Yes, we have the star players of Jack Butland (ankle), Xherdan Shaqiri (thigh), Ibrahim Afellay (knee) and Stephen Ireland (broken leg) to return from injury – but other than that, we have been featuring a pretty steady XI for the past few games.
Indeed, even against Hull City in Wednesday night’s EFL Cup, a first choice XI bar-a-couple of players was selected – and that resulted in a 2-1 loss.
OK. We may have played better in that game than any other so far this season. We may indeed have dominated the game. But we didn’t win.
We conceded two goals from a total of eight shots. We could only convert one of the 28 chances we created.
In Premier League games, we’ve so far blamed the referee and the new rules. And I totally understand that there have been some really frustrating instances so far this season, and we do seem to be getting singled out (yet again) for punishment under the new rules.
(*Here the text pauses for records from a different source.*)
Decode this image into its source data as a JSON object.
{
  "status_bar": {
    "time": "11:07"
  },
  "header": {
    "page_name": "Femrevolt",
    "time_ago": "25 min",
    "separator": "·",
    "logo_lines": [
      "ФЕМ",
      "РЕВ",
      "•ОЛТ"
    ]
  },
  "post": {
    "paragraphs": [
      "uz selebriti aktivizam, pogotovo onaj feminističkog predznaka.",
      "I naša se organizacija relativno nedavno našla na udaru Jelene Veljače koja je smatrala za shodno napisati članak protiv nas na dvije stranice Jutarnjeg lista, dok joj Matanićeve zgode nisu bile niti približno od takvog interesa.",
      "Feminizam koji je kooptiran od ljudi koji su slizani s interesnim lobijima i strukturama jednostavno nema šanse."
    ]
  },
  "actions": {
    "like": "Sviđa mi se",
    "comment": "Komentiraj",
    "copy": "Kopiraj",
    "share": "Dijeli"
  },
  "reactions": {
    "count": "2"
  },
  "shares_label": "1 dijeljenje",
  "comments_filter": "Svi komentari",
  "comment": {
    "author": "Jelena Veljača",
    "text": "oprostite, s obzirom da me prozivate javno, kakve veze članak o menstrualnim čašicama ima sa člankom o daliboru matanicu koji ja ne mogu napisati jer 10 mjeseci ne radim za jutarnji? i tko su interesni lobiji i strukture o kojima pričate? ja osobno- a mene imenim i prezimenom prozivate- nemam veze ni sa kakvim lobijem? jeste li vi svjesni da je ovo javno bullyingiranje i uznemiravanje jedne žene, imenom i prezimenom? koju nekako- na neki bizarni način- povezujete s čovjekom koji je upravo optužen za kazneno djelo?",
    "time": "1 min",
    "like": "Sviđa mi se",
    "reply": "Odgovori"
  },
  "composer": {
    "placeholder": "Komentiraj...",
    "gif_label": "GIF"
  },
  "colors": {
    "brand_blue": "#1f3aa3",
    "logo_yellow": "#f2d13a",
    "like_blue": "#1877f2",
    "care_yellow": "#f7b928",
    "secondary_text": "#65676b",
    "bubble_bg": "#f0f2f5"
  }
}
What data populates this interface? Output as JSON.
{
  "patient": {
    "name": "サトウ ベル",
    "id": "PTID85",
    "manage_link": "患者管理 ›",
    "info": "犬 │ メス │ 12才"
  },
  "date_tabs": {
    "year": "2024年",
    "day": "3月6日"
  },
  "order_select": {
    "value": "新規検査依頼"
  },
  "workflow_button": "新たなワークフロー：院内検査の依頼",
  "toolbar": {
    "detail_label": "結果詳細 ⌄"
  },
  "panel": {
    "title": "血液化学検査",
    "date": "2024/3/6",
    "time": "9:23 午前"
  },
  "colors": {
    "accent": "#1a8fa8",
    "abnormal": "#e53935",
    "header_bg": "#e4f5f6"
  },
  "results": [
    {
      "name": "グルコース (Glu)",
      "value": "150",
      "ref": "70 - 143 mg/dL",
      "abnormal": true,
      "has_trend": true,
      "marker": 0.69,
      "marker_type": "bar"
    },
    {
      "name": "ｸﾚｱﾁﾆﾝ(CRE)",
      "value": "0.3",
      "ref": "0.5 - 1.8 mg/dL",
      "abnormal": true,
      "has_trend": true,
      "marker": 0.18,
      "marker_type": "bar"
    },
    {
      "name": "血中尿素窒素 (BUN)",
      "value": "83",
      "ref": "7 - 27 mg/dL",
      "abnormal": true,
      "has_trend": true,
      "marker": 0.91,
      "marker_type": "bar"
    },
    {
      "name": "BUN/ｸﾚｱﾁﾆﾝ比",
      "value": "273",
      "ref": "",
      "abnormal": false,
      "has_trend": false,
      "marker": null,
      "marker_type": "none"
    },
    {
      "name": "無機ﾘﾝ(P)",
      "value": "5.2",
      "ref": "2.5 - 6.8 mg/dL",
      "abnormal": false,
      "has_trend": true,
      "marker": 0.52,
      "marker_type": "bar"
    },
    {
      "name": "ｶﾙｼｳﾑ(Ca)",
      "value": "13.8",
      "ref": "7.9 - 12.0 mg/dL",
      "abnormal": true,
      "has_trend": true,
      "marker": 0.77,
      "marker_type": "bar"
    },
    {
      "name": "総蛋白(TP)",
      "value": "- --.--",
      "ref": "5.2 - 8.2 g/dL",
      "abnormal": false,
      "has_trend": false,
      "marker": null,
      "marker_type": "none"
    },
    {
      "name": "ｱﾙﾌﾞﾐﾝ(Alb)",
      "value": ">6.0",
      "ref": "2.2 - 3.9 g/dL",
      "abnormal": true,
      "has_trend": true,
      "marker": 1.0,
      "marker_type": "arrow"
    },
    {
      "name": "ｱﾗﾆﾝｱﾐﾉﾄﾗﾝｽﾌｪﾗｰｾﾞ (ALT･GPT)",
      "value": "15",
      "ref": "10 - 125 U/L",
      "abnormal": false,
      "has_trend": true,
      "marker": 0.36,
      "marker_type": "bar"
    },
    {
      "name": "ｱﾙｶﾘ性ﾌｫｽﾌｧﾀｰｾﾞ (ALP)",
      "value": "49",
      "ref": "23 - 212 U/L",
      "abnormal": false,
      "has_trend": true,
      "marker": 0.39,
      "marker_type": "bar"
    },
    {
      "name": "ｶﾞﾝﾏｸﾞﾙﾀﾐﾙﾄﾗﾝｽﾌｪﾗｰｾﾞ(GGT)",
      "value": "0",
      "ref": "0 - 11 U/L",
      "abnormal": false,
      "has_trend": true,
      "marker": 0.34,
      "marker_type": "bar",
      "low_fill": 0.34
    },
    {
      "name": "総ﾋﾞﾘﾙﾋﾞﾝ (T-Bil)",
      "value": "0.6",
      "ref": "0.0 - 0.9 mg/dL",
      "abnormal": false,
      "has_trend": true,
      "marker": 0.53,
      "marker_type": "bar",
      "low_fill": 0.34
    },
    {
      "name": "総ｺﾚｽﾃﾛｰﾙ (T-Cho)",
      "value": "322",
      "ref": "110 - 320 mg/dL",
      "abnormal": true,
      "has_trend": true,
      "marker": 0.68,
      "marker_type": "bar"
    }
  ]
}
But can we really continue to blame the officials for us conceding four goals three times so far in the league this year? Can we blame them for us only scoring thrice in five league games?
Apparently we can’t. So, on Wednesday, we moved onto the “we were unlucky” line.
It’s ridiculous and stinks of desperation.
The pressure really is on Mark Hughes though heading in to this weekend, as he goes head-to-head with former Potters boss and former fan-favourite Tony Pulis.
Pulis has his own landmark this weekend, as he takes charge for the 1000th time – whilst there’s no doubt that Saido Berahino, the Baggies’ striker pursued by Hughes over the summer, will also be looking to prove a point at the bet365 Stadium.
Three points against the Baggies will indeed push Stoke closer to safety – level on points with (or one behind) a host of teams. Lose, though, and the Potters will find themselves nine points behind a team that they finished eight points ahead of last term.
And that’s a worry, given the (financial) backing that Hughes has had in the last two transfer windows.
Despite chairman Peter Coates coming out last weekend in defence of Hughes, it’s unlikely his patience will last too much longer given the club’s previous stature and the finances pumped into the club via parent company bet365.
Financial statements from the 12-months up to June 2015 released earlier this week show a slight increase in operating profit. The numbers are likely to look much healthier in a further year’s time with the new TV licensing deal in place – the Coates family will definitely not be wanting to miss out on a few years of the Premier League gravytrain.
He might not have his P45 in-hand soon, but Hughes and his backroom staff need to turn things around promptly if they’re to see the remainder of this season from the bet365 dugouts.